A man who had his criminal information passed on to his former partner by a Corrections Department employee has had his complaint upheld by the Privacy Commissioner.
The information was illegally accessed on two separate occasions by two employees, one of whom knew the man's ex-partner.
Corrections said it was unaware what had happened until the man laid a complaint.
An investigation by the Chief Privacy Officer found the man's information had been accessed once in 2013 and again in 2017.
The staff member did not have a valid reason to access the information.
An employment investigation commenced and the person was stood down but resigned before the investigation concluded.
The investigation also identified a second staff member as having accessed the offender's file on the same day in 2017. An employment investigation commenced into this person's conduct, which resulted in a disciplinary sanction
Corrections told the Privacy Commissioner it usually did audits to see what information its staff were accessing, but no audits were done during the time the breach occurred.
The Commissioner's Office said it was not enough just to have policies regarding the safeguarding of information - there must also be processes to ensure the policies were followed.
It found the man had consequently suffered stress and anxiety.
In a statement, Corrections said it had apologised to the man and it had reached an undisclosed settlement with him.
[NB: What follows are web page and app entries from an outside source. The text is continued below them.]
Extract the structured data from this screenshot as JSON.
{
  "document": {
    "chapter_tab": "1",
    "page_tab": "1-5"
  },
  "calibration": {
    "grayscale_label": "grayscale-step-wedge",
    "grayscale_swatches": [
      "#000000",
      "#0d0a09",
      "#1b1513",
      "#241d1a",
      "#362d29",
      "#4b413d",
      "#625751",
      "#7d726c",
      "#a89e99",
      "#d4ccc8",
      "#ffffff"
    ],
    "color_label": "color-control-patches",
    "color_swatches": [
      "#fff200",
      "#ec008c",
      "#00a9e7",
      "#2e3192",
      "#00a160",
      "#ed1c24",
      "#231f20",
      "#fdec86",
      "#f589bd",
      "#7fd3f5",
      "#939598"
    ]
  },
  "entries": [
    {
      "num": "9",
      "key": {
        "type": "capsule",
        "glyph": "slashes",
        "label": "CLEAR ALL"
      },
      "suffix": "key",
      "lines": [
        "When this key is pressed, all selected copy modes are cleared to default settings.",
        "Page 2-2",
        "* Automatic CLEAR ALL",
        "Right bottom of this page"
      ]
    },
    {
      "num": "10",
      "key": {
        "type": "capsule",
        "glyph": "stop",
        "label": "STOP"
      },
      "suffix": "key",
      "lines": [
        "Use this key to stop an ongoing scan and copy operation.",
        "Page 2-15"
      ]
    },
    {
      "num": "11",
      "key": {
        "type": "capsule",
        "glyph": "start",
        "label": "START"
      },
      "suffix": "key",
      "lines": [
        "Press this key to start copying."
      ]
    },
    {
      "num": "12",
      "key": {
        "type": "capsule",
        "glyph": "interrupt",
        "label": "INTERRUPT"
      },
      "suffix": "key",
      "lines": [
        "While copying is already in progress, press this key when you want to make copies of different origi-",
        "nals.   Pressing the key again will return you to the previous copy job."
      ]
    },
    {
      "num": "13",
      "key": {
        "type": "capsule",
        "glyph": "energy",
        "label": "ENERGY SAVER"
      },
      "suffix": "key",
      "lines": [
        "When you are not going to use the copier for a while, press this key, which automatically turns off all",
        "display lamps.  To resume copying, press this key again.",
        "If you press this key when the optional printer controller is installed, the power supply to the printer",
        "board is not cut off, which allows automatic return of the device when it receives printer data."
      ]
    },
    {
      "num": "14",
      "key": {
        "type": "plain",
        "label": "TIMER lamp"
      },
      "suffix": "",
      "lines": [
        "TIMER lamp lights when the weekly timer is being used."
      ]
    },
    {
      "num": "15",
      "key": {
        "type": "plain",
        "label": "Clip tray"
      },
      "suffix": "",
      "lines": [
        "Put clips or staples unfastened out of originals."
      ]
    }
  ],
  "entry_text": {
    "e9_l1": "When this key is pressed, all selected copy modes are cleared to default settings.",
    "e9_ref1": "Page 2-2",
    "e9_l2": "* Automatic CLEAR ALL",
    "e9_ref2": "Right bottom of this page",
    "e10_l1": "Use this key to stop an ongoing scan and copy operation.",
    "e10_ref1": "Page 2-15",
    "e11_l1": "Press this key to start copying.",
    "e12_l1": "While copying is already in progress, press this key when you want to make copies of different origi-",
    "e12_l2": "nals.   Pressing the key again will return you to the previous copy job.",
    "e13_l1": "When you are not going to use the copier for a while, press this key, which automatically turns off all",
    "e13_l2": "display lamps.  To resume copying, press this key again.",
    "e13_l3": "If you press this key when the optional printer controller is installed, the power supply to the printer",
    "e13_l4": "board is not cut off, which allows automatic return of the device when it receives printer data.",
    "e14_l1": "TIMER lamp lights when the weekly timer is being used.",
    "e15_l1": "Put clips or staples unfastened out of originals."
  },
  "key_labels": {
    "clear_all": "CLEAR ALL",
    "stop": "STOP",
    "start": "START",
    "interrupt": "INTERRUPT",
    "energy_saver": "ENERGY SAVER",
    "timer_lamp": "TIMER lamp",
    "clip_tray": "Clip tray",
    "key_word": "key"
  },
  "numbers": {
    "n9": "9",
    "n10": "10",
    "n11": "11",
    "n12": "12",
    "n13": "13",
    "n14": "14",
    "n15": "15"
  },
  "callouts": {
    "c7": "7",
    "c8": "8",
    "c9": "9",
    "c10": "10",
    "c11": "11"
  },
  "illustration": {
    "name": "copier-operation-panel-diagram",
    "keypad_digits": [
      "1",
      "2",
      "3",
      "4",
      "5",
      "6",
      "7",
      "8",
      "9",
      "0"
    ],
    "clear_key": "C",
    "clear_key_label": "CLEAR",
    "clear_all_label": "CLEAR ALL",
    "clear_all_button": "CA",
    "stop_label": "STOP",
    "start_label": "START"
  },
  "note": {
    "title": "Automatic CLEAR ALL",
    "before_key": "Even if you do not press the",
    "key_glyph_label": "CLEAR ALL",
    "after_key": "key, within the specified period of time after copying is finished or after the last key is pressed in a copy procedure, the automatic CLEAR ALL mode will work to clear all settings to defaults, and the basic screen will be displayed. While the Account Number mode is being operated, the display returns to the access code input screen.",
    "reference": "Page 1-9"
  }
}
"Whether it's through policy, training and processes or IT systems management, we work hard to ensure the privacy, security and confidentiality of all information we hold.
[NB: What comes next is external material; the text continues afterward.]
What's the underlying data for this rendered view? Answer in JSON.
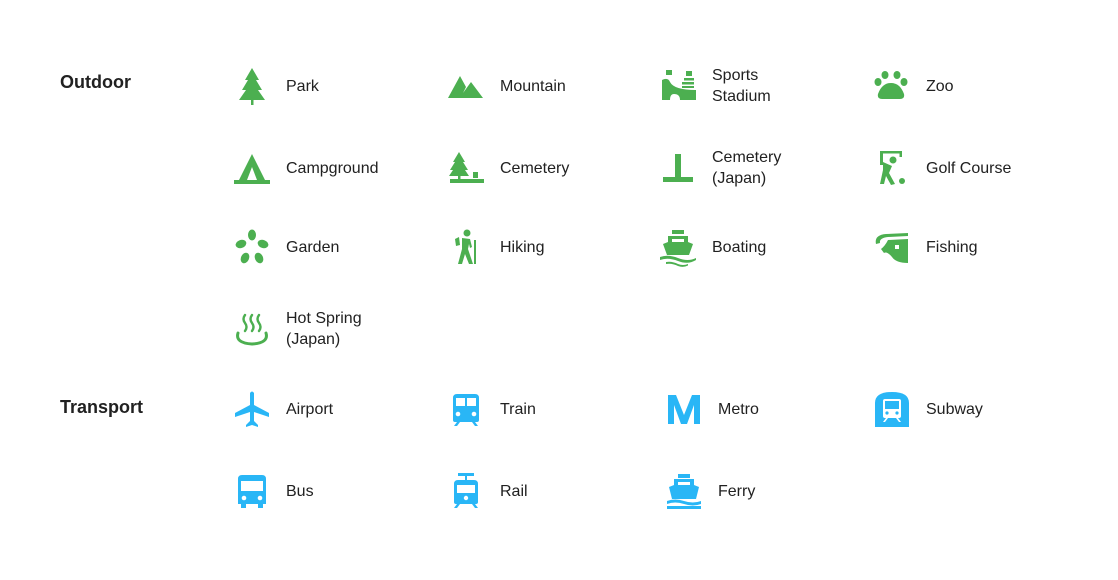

"It's an area of constant improvement, and we work closely with the Privacy Commissioner, Government Chief Digital Officer and Government Chief Privacy Officer to ensure we follow best practice."